“…direction as to firecrackers will be effective all over the State and will cover not only the Kali Puja and Diwali celebrations, but also the Chhat Puja, Jagadhatri Puja and Guru Nanak’s birthday celebrations thereafter.”

Court directed the police to ensure that there is no sale or purchase of firecrackers in any form in the State between now and the end of the month and any kind of like material which has the potential to pollute the air shall be confiscated.

State will ensure that no firecrackers of any kind are brought into the State, except for immediate transit to another State.

As far as the application by the firecrackers’ association is concerned, it will be for the State to consider whether appropriate compensation or other measures can be taken.

For the greater good, a small number of persons involved in the firecracker business may have to suffer losses.
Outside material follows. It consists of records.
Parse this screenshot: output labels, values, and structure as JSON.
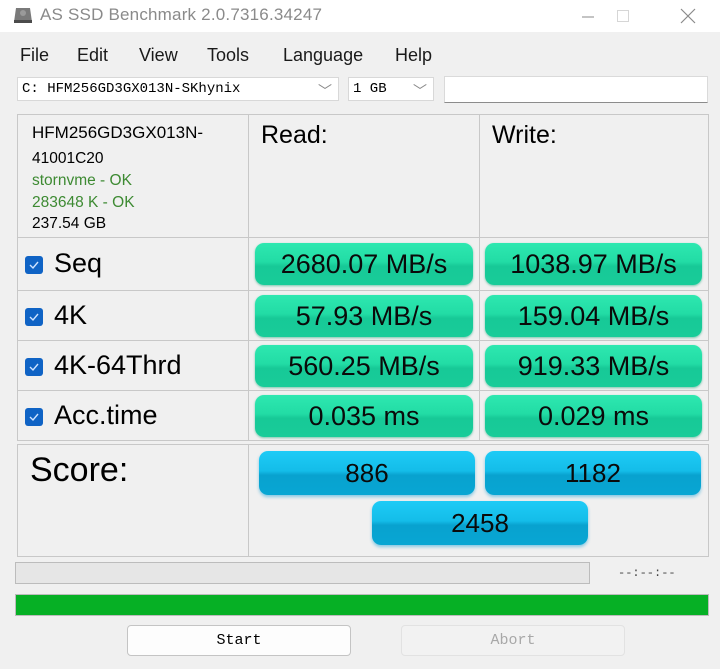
{
  "window": {
    "title": "AS SSD Benchmark 2.0.7316.34247",
    "icon": "drive-icon",
    "controls": {
      "minimize": "—",
      "maximize": "☐",
      "close": "✕"
    }
  },
  "menu": [
    "File",
    "Edit",
    "View",
    "Tools",
    "Language",
    "Help"
  ],
  "toolbar": {
    "drive_select": "C: HFM256GD3GX013N-SKhynix",
    "size_select": "1 GB",
    "text_field": "",
    "chevron": "﹀"
  },
  "drive_info": {
    "model": "HFM256GD3GX013N-",
    "firmware": "41001C20",
    "driver_status": "stornvme - OK",
    "alignment_status": "283648 K - OK",
    "capacity": "237.54 GB"
  },
  "headers": {
    "read": "Read:",
    "write": "Write:",
    "score": "Score:"
  },
  "tests": [
    {
      "label": "Seq",
      "checked": true,
      "read": "2680.07 MB/s",
      "write": "1038.97 MB/s"
    },
    {
      "label": "4K",
      "checked": true,
      "read": "57.93 MB/s",
      "write": "159.04 MB/s"
    },
    {
      "label": "4K-64Thrd",
      "checked": true,
      "read": "560.25 MB/s",
      "write": "919.33 MB/s"
    },
    {
      "label": "Acc.time",
      "checked": true,
      "read": "0.035 ms",
      "write": "0.029 ms"
    }
  ],
  "score": {
    "read": "886",
    "write": "1182",
    "total": "2458"
  },
  "progress": {
    "elapsed": "--:--:--",
    "test_progress_fraction": 0,
    "overall_progress_fraction": 1.0
  },
  "buttons": {
    "start": "Start",
    "abort": "Abort"
  },
  "colors": {
    "result_green": "#22dca5",
    "score_blue": "#14bde9",
    "progress_green": "#06b025",
    "checkbox_blue": "#0f63c5",
    "status_green": "#3d8a32"
  }
}
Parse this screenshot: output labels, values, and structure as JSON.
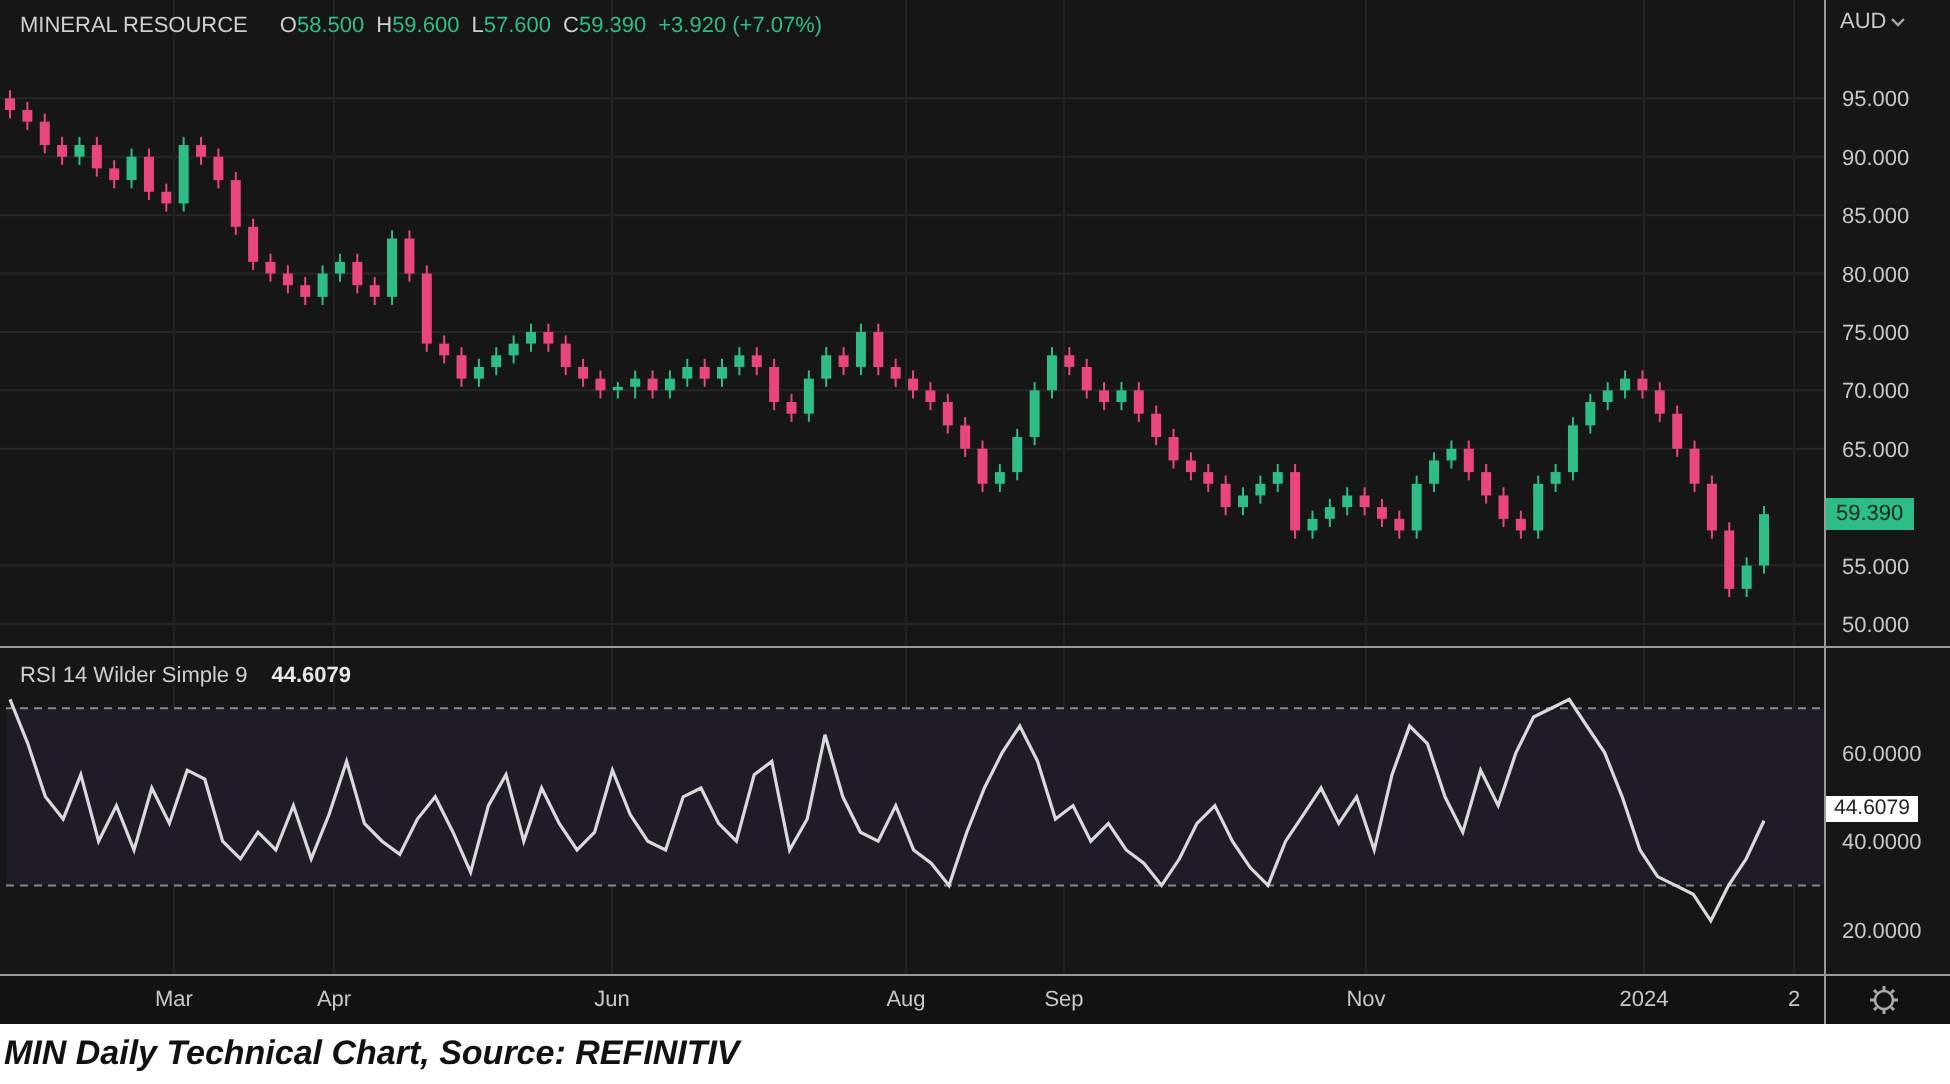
{
  "header": {
    "title": "MINERAL RESOURCE",
    "ohlc": [
      {
        "label": "O",
        "value": "58.500"
      },
      {
        "label": "H",
        "value": "59.600"
      },
      {
        "label": "L",
        "value": "57.600"
      },
      {
        "label": "C",
        "value": "59.390"
      }
    ],
    "change": "+3.920 (+7.07%)"
  },
  "currency": "AUD",
  "price_chart": {
    "last_price": "59.390",
    "chart_data": {
      "type": "candlestick",
      "grid": true,
      "ylim": [
        48.11,
        103.42
      ],
      "yticks": [
        {
          "value": 50,
          "label": "50.000"
        },
        {
          "value": 55,
          "label": "55.000"
        },
        {
          "value": 65,
          "label": "65.000"
        },
        {
          "value": 70,
          "label": "70.000"
        },
        {
          "value": 75,
          "label": "75.000"
        },
        {
          "value": 80,
          "label": "80.000"
        },
        {
          "value": 85,
          "label": "85.000"
        },
        {
          "value": 90,
          "label": "90.000"
        },
        {
          "value": 95,
          "label": "95.000"
        }
      ],
      "ohlc": [
        [
          95,
          95.7,
          93.3,
          94
        ],
        [
          94,
          94.7,
          92.3,
          93
        ],
        [
          93,
          93.7,
          90.3,
          91
        ],
        [
          91,
          91.7,
          89.3,
          90
        ],
        [
          90,
          91.7,
          89.3,
          91
        ],
        [
          91,
          91.7,
          88.3,
          89
        ],
        [
          89,
          89.7,
          87.3,
          88
        ],
        [
          88,
          90.7,
          87.3,
          90
        ],
        [
          90,
          90.7,
          86.3,
          87
        ],
        [
          87,
          87.7,
          85.3,
          86
        ],
        [
          86,
          91.7,
          85.3,
          91
        ],
        [
          91,
          91.7,
          89.3,
          90
        ],
        [
          90,
          90.7,
          87.3,
          88
        ],
        [
          88,
          88.7,
          83.3,
          84
        ],
        [
          84,
          84.7,
          80.3,
          81
        ],
        [
          81,
          81.7,
          79.3,
          80
        ],
        [
          80,
          80.7,
          78.3,
          79
        ],
        [
          79,
          79.7,
          77.3,
          78
        ],
        [
          78,
          80.7,
          77.3,
          80
        ],
        [
          80,
          81.7,
          79.3,
          81
        ],
        [
          81,
          81.7,
          78.3,
          79
        ],
        [
          79,
          79.7,
          77.3,
          78
        ],
        [
          78,
          83.7,
          77.3,
          83
        ],
        [
          83,
          83.7,
          79.3,
          80
        ],
        [
          80,
          80.7,
          73.3,
          74
        ],
        [
          74,
          74.7,
          72.3,
          73
        ],
        [
          73,
          73.7,
          70.3,
          71
        ],
        [
          71,
          72.7,
          70.3,
          72
        ],
        [
          72,
          73.7,
          71.3,
          73
        ],
        [
          73,
          74.7,
          72.3,
          74
        ],
        [
          74,
          75.7,
          73.3,
          75
        ],
        [
          75,
          75.7,
          73.3,
          74
        ],
        [
          74,
          74.7,
          71.3,
          72
        ],
        [
          72,
          72.7,
          70.3,
          71
        ],
        [
          71,
          71.7,
          69.3,
          70
        ],
        [
          70,
          70.7,
          69.3,
          70.3
        ],
        [
          70.3,
          71.7,
          69.3,
          71
        ],
        [
          71,
          71.7,
          69.3,
          70
        ],
        [
          70,
          71.7,
          69.3,
          71
        ],
        [
          71,
          72.7,
          70.3,
          72
        ],
        [
          72,
          72.7,
          70.3,
          71
        ],
        [
          71,
          72.7,
          70.3,
          72
        ],
        [
          72,
          73.7,
          71.3,
          73
        ],
        [
          73,
          73.7,
          71.3,
          72
        ],
        [
          72,
          72.7,
          68.3,
          69
        ],
        [
          69,
          69.7,
          67.3,
          68
        ],
        [
          68,
          71.7,
          67.3,
          71
        ],
        [
          71,
          73.7,
          70.3,
          73
        ],
        [
          73,
          73.7,
          71.3,
          72
        ],
        [
          72,
          75.7,
          71.3,
          75
        ],
        [
          75,
          75.7,
          71.3,
          72
        ],
        [
          72,
          72.7,
          70.3,
          71
        ],
        [
          71,
          71.7,
          69.3,
          70
        ],
        [
          70,
          70.7,
          68.3,
          69
        ],
        [
          69,
          69.7,
          66.3,
          67
        ],
        [
          67,
          67.7,
          64.3,
          65
        ],
        [
          65,
          65.7,
          61.3,
          62
        ],
        [
          62,
          63.7,
          61.3,
          63
        ],
        [
          63,
          66.7,
          62.3,
          66
        ],
        [
          66,
          70.7,
          65.3,
          70
        ],
        [
          70,
          73.7,
          69.3,
          73
        ],
        [
          73,
          73.7,
          71.3,
          72
        ],
        [
          72,
          72.7,
          69.3,
          70
        ],
        [
          70,
          70.7,
          68.3,
          69
        ],
        [
          69,
          70.7,
          68.3,
          70
        ],
        [
          70,
          70.7,
          67.3,
          68
        ],
        [
          68,
          68.7,
          65.3,
          66
        ],
        [
          66,
          66.7,
          63.3,
          64
        ],
        [
          64,
          64.7,
          62.3,
          63
        ],
        [
          63,
          63.7,
          61.3,
          62
        ],
        [
          62,
          62.7,
          59.3,
          60
        ],
        [
          60,
          61.7,
          59.3,
          61
        ],
        [
          61,
          62.7,
          60.3,
          62
        ],
        [
          62,
          63.7,
          61.3,
          63
        ],
        [
          63,
          63.7,
          57.3,
          58
        ],
        [
          58,
          59.7,
          57.3,
          59
        ],
        [
          59,
          60.7,
          58.3,
          60
        ],
        [
          60,
          61.7,
          59.3,
          61
        ],
        [
          61,
          61.7,
          59.3,
          60
        ],
        [
          60,
          60.7,
          58.3,
          59
        ],
        [
          59,
          59.7,
          57.3,
          58
        ],
        [
          58,
          62.7,
          57.3,
          62
        ],
        [
          62,
          64.7,
          61.3,
          64
        ],
        [
          64,
          65.7,
          63.3,
          65
        ],
        [
          65,
          65.7,
          62.3,
          63
        ],
        [
          63,
          63.7,
          60.3,
          61
        ],
        [
          61,
          61.7,
          58.3,
          59
        ],
        [
          59,
          59.7,
          57.3,
          58
        ],
        [
          58,
          62.7,
          57.3,
          62
        ],
        [
          62,
          63.7,
          61.3,
          63
        ],
        [
          63,
          67.7,
          62.3,
          67
        ],
        [
          67,
          69.7,
          66.3,
          69
        ],
        [
          69,
          70.7,
          68.3,
          70
        ],
        [
          70,
          71.7,
          69.3,
          71
        ],
        [
          71,
          71.7,
          69.3,
          70
        ],
        [
          70,
          70.7,
          67.3,
          68
        ],
        [
          68,
          68.7,
          64.3,
          65
        ],
        [
          65,
          65.7,
          61.3,
          62
        ],
        [
          62,
          62.7,
          57.3,
          58
        ],
        [
          58,
          58.7,
          52.3,
          53
        ],
        [
          53,
          55.7,
          52.3,
          55
        ],
        [
          55,
          60.1,
          54.3,
          59.4
        ]
      ]
    }
  },
  "rsi": {
    "label": "RSI 14 Wilder Simple 9",
    "reading": "44.6079",
    "last_value": "44.6079",
    "chart_data": {
      "type": "line",
      "ylim": [
        10,
        83.6
      ],
      "ref_lines": [
        {
          "axis": "y",
          "value": 30
        },
        {
          "axis": "y",
          "value": 70
        }
      ],
      "bands": [
        {
          "axis": "y",
          "from": 30,
          "to": 70
        }
      ],
      "yticks": [
        {
          "value": 20,
          "label": "20.0000"
        },
        {
          "value": 40,
          "label": "40.0000"
        },
        {
          "value": 60,
          "label": "60.0000"
        }
      ],
      "series": [
        {
          "color": "#d9d9d9",
          "values": [
            72,
            62,
            50,
            45,
            55,
            40,
            48,
            38,
            52,
            44,
            56,
            54,
            40,
            36,
            42,
            38,
            48,
            36,
            46,
            58,
            44,
            40,
            37,
            45,
            50,
            42,
            33,
            48,
            55,
            40,
            52,
            44,
            38,
            42,
            56,
            46,
            40,
            38,
            50,
            52,
            44,
            40,
            55,
            58,
            38,
            45,
            64,
            50,
            42,
            40,
            48,
            38,
            35,
            30,
            42,
            52,
            60,
            66,
            58,
            45,
            48,
            40,
            44,
            38,
            35,
            30,
            36,
            44,
            48,
            40,
            34,
            30,
            40,
            46,
            52,
            44,
            50,
            38,
            55,
            66,
            62,
            50,
            42,
            56,
            48,
            60,
            68,
            70,
            72,
            66,
            60,
            50,
            38,
            32,
            30,
            28,
            22,
            30,
            36,
            44.6
          ]
        }
      ]
    }
  },
  "x_axis": [
    "Mar",
    "Apr",
    "Jun",
    "Aug",
    "Sep",
    "Nov",
    "2024",
    "2"
  ],
  "caption": "MIN Daily Technical Chart, Source: REFINITIV"
}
The overwhelming public interest cannot be compromised.

Bench also stated that local police should ensure that COVID protocol is maintained in the temples including the distancing norms.

Local administration and police will ensure that there is no overcrowding within the temple precincts or outside.

For the other aspects, particularly with regard to the Chhat Puja and the kind of processions that may be allowed for Chhat Puja celebrations, the matter has been posted for 10-11-2020. [Anasua Bhattacharya v. State of W.B., 2020 SCC OnLine Cal 2056, decided on 05-11-2020]